sually a car is considered totaled when the costs to repair damages is greater than the replacement cost of the entire car. There was a time a few years back that when you got into an accident, your car had to be really messed up for the insurance company to declare it to be totaled.  But today, your new car is more likely to be totaled after an accident than it would have been a few years ago. 

The prevailing factor that determines whether your car is totaled or not It is the price of parts and materials. Cars were much simpler years ago and so the replacement parts for them were also simpler and cheaper. Replacing a bent bumper or pounding out a dent and doing some paint work were usually all it took to get a car back on the road. Replacing a radiator and some stainless-steel moldings was a typical repair job. The cost of labor was more of a factor than it is today.  

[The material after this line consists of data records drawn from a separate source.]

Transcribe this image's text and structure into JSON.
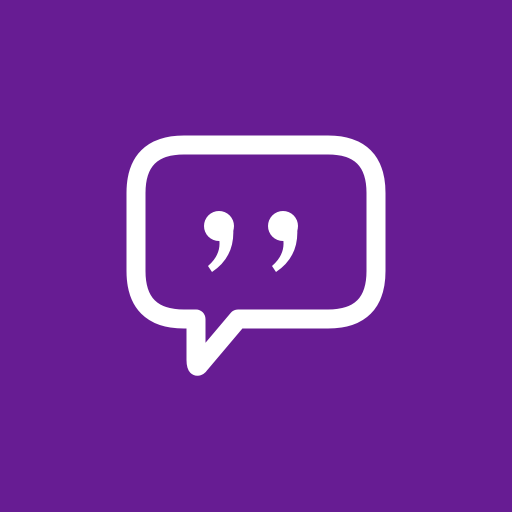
{
  "icon": {
    "name": "quote-speech-bubble-icon",
    "background_color": "#671C93",
    "foreground_color": "#FFFFFF"
  }
}
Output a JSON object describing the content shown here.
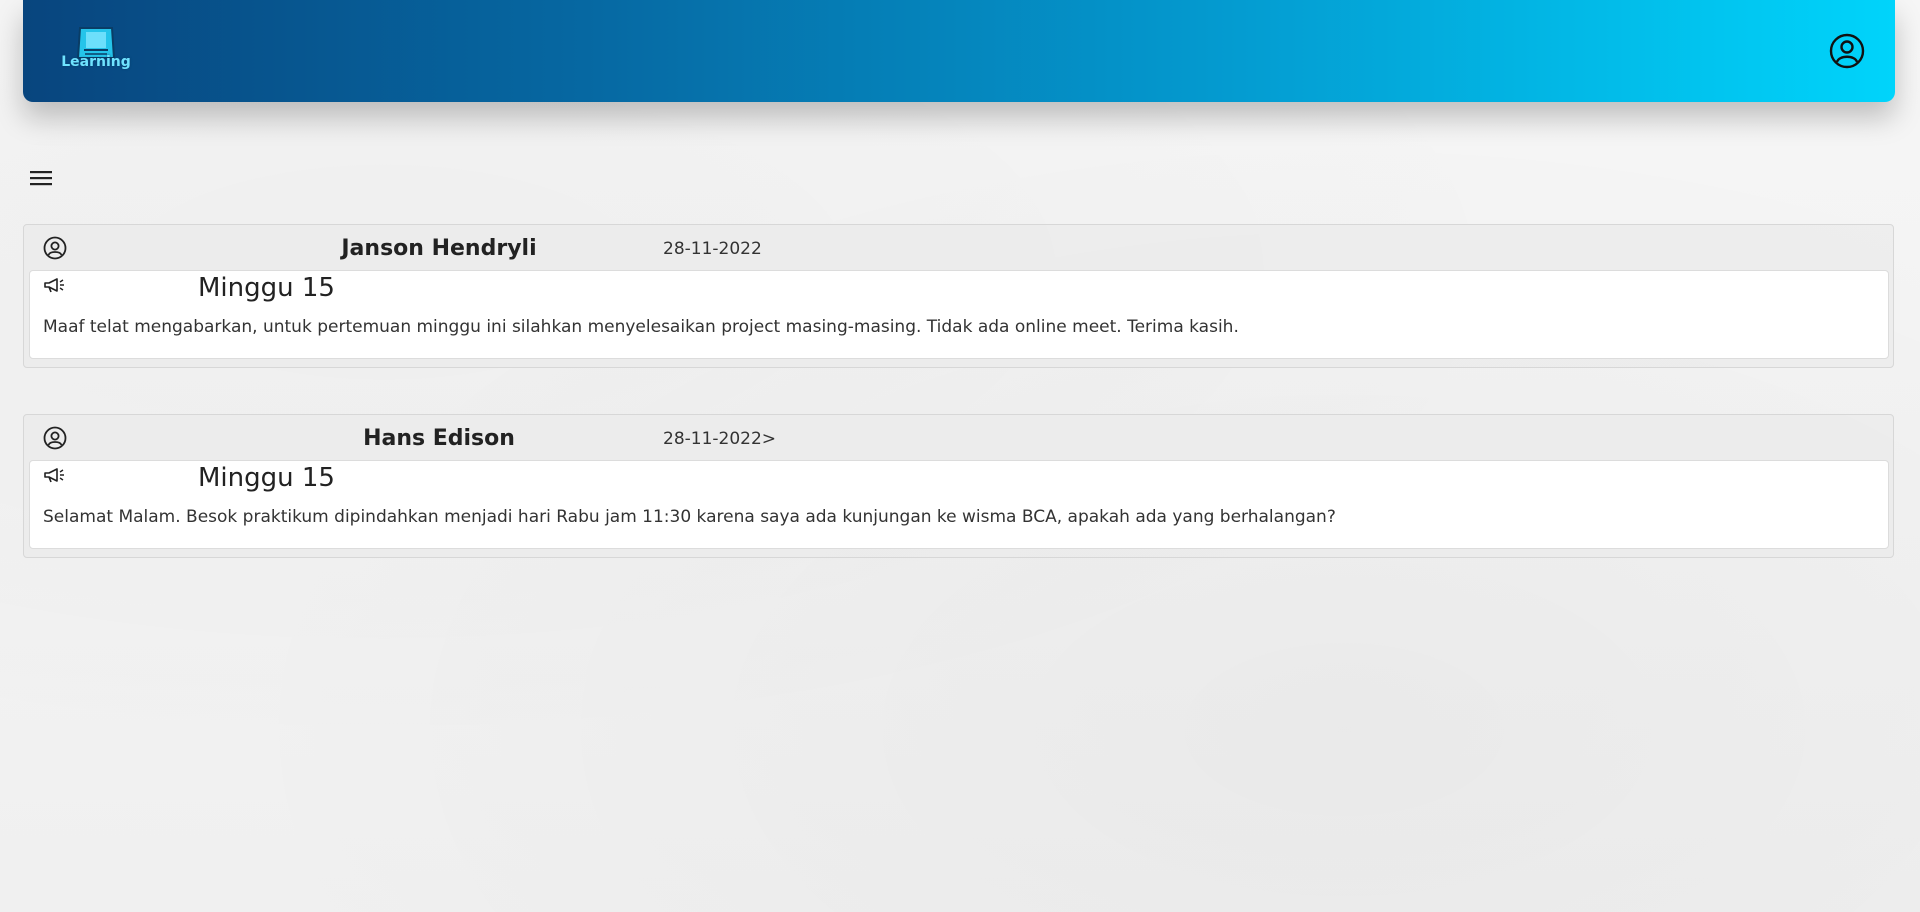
{
  "header": {
    "logo_text": "Learning",
    "profile_icon": "user-circle-icon"
  },
  "toolbar": {
    "menu_icon": "hamburger-menu-icon"
  },
  "posts": [
    {
      "author": "Janson Hendryli",
      "date": "28-11-2022",
      "title": "Minggu 15",
      "message": "Maaf telat mengabarkan, untuk pertemuan minggu ini silahkan menyelesaikan project masing-masing. Tidak ada online meet. Terima kasih.",
      "avatar_icon": "user-circle-icon",
      "announcement_icon": "megaphone-icon"
    },
    {
      "author": "Hans Edison",
      "date": "28-11-2022>",
      "title": "Minggu 15",
      "message": "Selamat Malam. Besok praktikum dipindahkan menjadi hari Rabu jam 11:30 karena saya ada kunjungan ke wisma BCA, apakah ada yang berhalangan?",
      "avatar_icon": "user-circle-icon",
      "announcement_icon": "megaphone-icon"
    }
  ],
  "colors": {
    "navbar_start": "#08457e",
    "navbar_end": "#00d4fb",
    "logo_accent": "#6fe3ff"
  }
}
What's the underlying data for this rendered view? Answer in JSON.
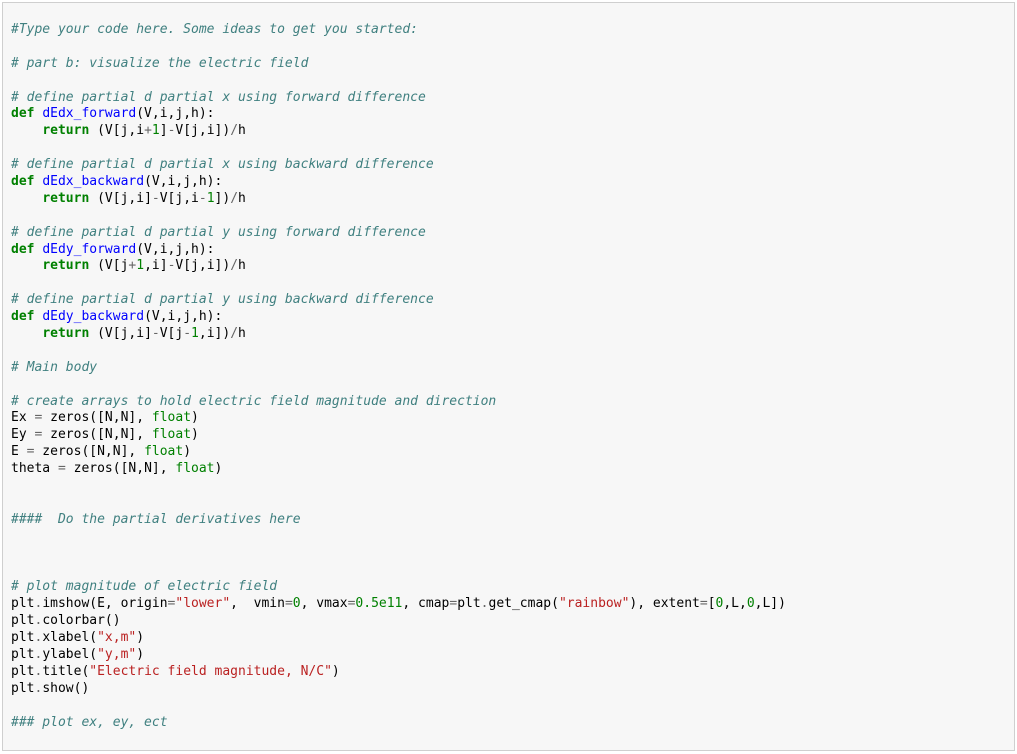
{
  "code": {
    "tokens": [
      [
        [
          "comment",
          "#Type your code here. Some ideas to get you started:"
        ]
      ],
      [
        [
          "ident",
          ""
        ]
      ],
      [
        [
          "comment",
          "# part b: visualize the electric field"
        ]
      ],
      [
        [
          "ident",
          ""
        ]
      ],
      [
        [
          "comment",
          "# define partial d partial x using forward difference"
        ]
      ],
      [
        [
          "keyword",
          "def"
        ],
        [
          "ident",
          " "
        ],
        [
          "funcname",
          "dEdx_forward"
        ],
        [
          "ident",
          "(V,i,j,h):"
        ]
      ],
      [
        [
          "ident",
          "    "
        ],
        [
          "keyword",
          "return"
        ],
        [
          "ident",
          " (V[j,i"
        ],
        [
          "op",
          "+"
        ],
        [
          "number",
          "1"
        ],
        [
          "ident",
          "]"
        ],
        [
          "op",
          "-"
        ],
        [
          "ident",
          "V[j,i])"
        ],
        [
          "op",
          "/"
        ],
        [
          "ident",
          "h"
        ]
      ],
      [
        [
          "ident",
          ""
        ]
      ],
      [
        [
          "comment",
          "# define partial d partial x using backward difference"
        ]
      ],
      [
        [
          "keyword",
          "def"
        ],
        [
          "ident",
          " "
        ],
        [
          "funcname",
          "dEdx_backward"
        ],
        [
          "ident",
          "(V,i,j,h):"
        ]
      ],
      [
        [
          "ident",
          "    "
        ],
        [
          "keyword",
          "return"
        ],
        [
          "ident",
          " (V[j,i]"
        ],
        [
          "op",
          "-"
        ],
        [
          "ident",
          "V[j,i"
        ],
        [
          "op",
          "-"
        ],
        [
          "number",
          "1"
        ],
        [
          "ident",
          "])"
        ],
        [
          "op",
          "/"
        ],
        [
          "ident",
          "h"
        ]
      ],
      [
        [
          "ident",
          ""
        ]
      ],
      [
        [
          "comment",
          "# define partial d partial y using forward difference"
        ]
      ],
      [
        [
          "keyword",
          "def"
        ],
        [
          "ident",
          " "
        ],
        [
          "funcname",
          "dEdy_forward"
        ],
        [
          "ident",
          "(V,i,j,h):"
        ]
      ],
      [
        [
          "ident",
          "    "
        ],
        [
          "keyword",
          "return"
        ],
        [
          "ident",
          " (V[j"
        ],
        [
          "op",
          "+"
        ],
        [
          "number",
          "1"
        ],
        [
          "ident",
          ",i]"
        ],
        [
          "op",
          "-"
        ],
        [
          "ident",
          "V[j,i])"
        ],
        [
          "op",
          "/"
        ],
        [
          "ident",
          "h"
        ]
      ],
      [
        [
          "ident",
          ""
        ]
      ],
      [
        [
          "comment",
          "# define partial d partial y using backward difference"
        ]
      ],
      [
        [
          "keyword",
          "def"
        ],
        [
          "ident",
          " "
        ],
        [
          "funcname",
          "dEdy_backward"
        ],
        [
          "ident",
          "(V,i,j,h):"
        ]
      ],
      [
        [
          "ident",
          "    "
        ],
        [
          "keyword",
          "return"
        ],
        [
          "ident",
          " (V[j,i]"
        ],
        [
          "op",
          "-"
        ],
        [
          "ident",
          "V[j"
        ],
        [
          "op",
          "-"
        ],
        [
          "number",
          "1"
        ],
        [
          "ident",
          ",i])"
        ],
        [
          "op",
          "/"
        ],
        [
          "ident",
          "h"
        ]
      ],
      [
        [
          "ident",
          ""
        ]
      ],
      [
        [
          "comment",
          "# Main body"
        ]
      ],
      [
        [
          "ident",
          ""
        ]
      ],
      [
        [
          "comment",
          "# create arrays to hold electric field magnitude and direction"
        ]
      ],
      [
        [
          "ident",
          "Ex "
        ],
        [
          "op",
          "="
        ],
        [
          "ident",
          " zeros([N,N], "
        ],
        [
          "builtin",
          "float"
        ],
        [
          "ident",
          ")"
        ]
      ],
      [
        [
          "ident",
          "Ey "
        ],
        [
          "op",
          "="
        ],
        [
          "ident",
          " zeros([N,N], "
        ],
        [
          "builtin",
          "float"
        ],
        [
          "ident",
          ")"
        ]
      ],
      [
        [
          "ident",
          "E "
        ],
        [
          "op",
          "="
        ],
        [
          "ident",
          " zeros([N,N], "
        ],
        [
          "builtin",
          "float"
        ],
        [
          "ident",
          ")"
        ]
      ],
      [
        [
          "ident",
          "theta "
        ],
        [
          "op",
          "="
        ],
        [
          "ident",
          " zeros([N,N], "
        ],
        [
          "builtin",
          "float"
        ],
        [
          "ident",
          ")"
        ]
      ],
      [
        [
          "ident",
          ""
        ]
      ],
      [
        [
          "ident",
          ""
        ]
      ],
      [
        [
          "comment",
          "####  Do the partial derivatives here"
        ]
      ],
      [
        [
          "ident",
          ""
        ]
      ],
      [
        [
          "ident",
          ""
        ]
      ],
      [
        [
          "ident",
          ""
        ]
      ],
      [
        [
          "comment",
          "# plot magnitude of electric field"
        ]
      ],
      [
        [
          "ident",
          "plt"
        ],
        [
          "op",
          "."
        ],
        [
          "ident",
          "imshow(E, origin"
        ],
        [
          "op",
          "="
        ],
        [
          "string",
          "\"lower\""
        ],
        [
          "ident",
          ",  vmin"
        ],
        [
          "op",
          "="
        ],
        [
          "number",
          "0"
        ],
        [
          "ident",
          ", vmax"
        ],
        [
          "op",
          "="
        ],
        [
          "number",
          "0.5e11"
        ],
        [
          "ident",
          ", cmap"
        ],
        [
          "op",
          "="
        ],
        [
          "ident",
          "plt"
        ],
        [
          "op",
          "."
        ],
        [
          "ident",
          "get_cmap("
        ],
        [
          "string",
          "\"rainbow\""
        ],
        [
          "ident",
          "), extent"
        ],
        [
          "op",
          "="
        ],
        [
          "ident",
          "["
        ],
        [
          "number",
          "0"
        ],
        [
          "ident",
          ",L,"
        ],
        [
          "number",
          "0"
        ],
        [
          "ident",
          ",L])"
        ]
      ],
      [
        [
          "ident",
          "plt"
        ],
        [
          "op",
          "."
        ],
        [
          "ident",
          "colorbar()"
        ]
      ],
      [
        [
          "ident",
          "plt"
        ],
        [
          "op",
          "."
        ],
        [
          "ident",
          "xlabel("
        ],
        [
          "string",
          "\"x,m\""
        ],
        [
          "ident",
          ")"
        ]
      ],
      [
        [
          "ident",
          "plt"
        ],
        [
          "op",
          "."
        ],
        [
          "ident",
          "ylabel("
        ],
        [
          "string",
          "\"y,m\""
        ],
        [
          "ident",
          ")"
        ]
      ],
      [
        [
          "ident",
          "plt"
        ],
        [
          "op",
          "."
        ],
        [
          "ident",
          "title("
        ],
        [
          "string",
          "\"Electric field magnitude, N/C\""
        ],
        [
          "ident",
          ")"
        ]
      ],
      [
        [
          "ident",
          "plt"
        ],
        [
          "op",
          "."
        ],
        [
          "ident",
          "show()"
        ]
      ],
      [
        [
          "ident",
          ""
        ]
      ],
      [
        [
          "comment",
          "### plot ex, ey, ect"
        ]
      ]
    ]
  }
}
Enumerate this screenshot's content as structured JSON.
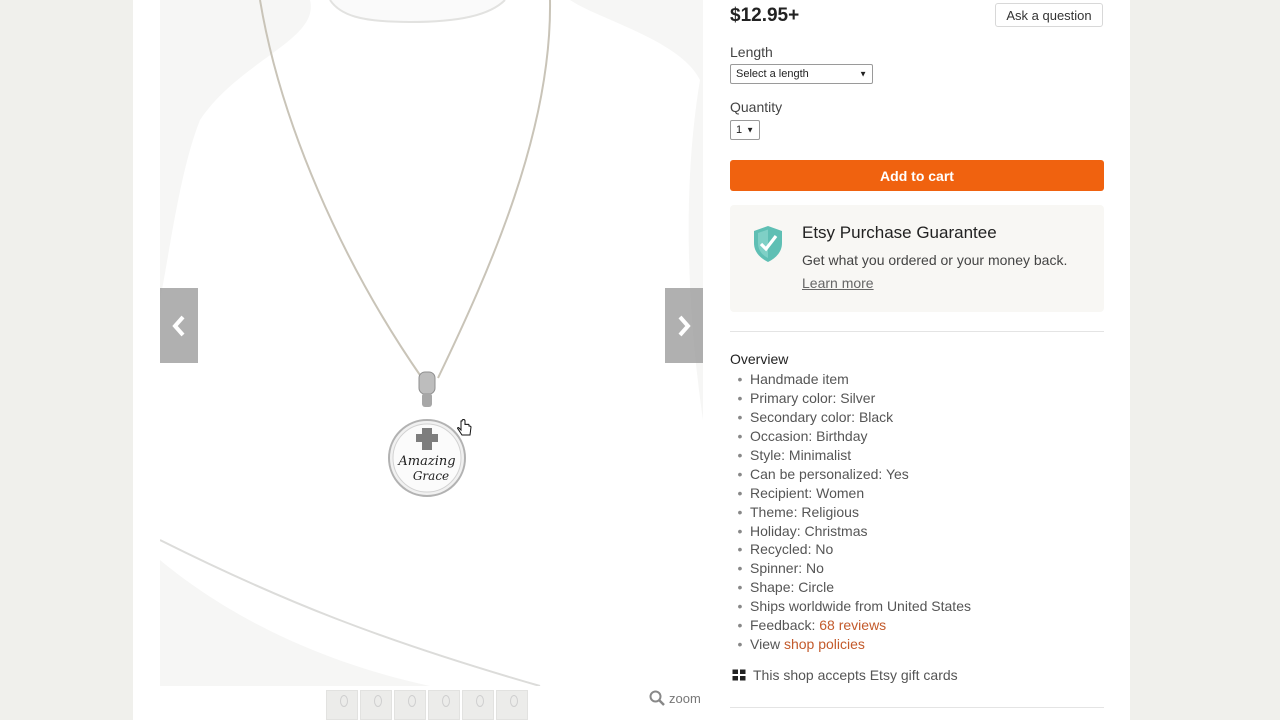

Cars are much safer because of all the electronic and computerized safety features that are now included in most new cars. These new safety features are great and can save live, but they are extremely expensive to replace. Monitors, sensors and cameras can cost thousands to replace. Airbags and related parts can also be prohibitively expensive to replace after a collision.  

But it’s not just the electronics and computers, the cost of body replacement parts has also increased significantly. The price of materials for paint and body repairs have also increased, and finally, the cost of labor has gone up.  

Because of all these factors, the number of cars being totaled after crashes has increased. 

The U.S. Bureau of Labor Statistics has figured that prices for motor vehicle repairs were 61.07 percent higher in 2017 than they were in 2000. 

It is true that new car models are safer now than ever before and should lessen your chances of getting into a car crash. But if the time ever comes that you are involved in a crash, your car may be totaled, even if it looks repairable to you.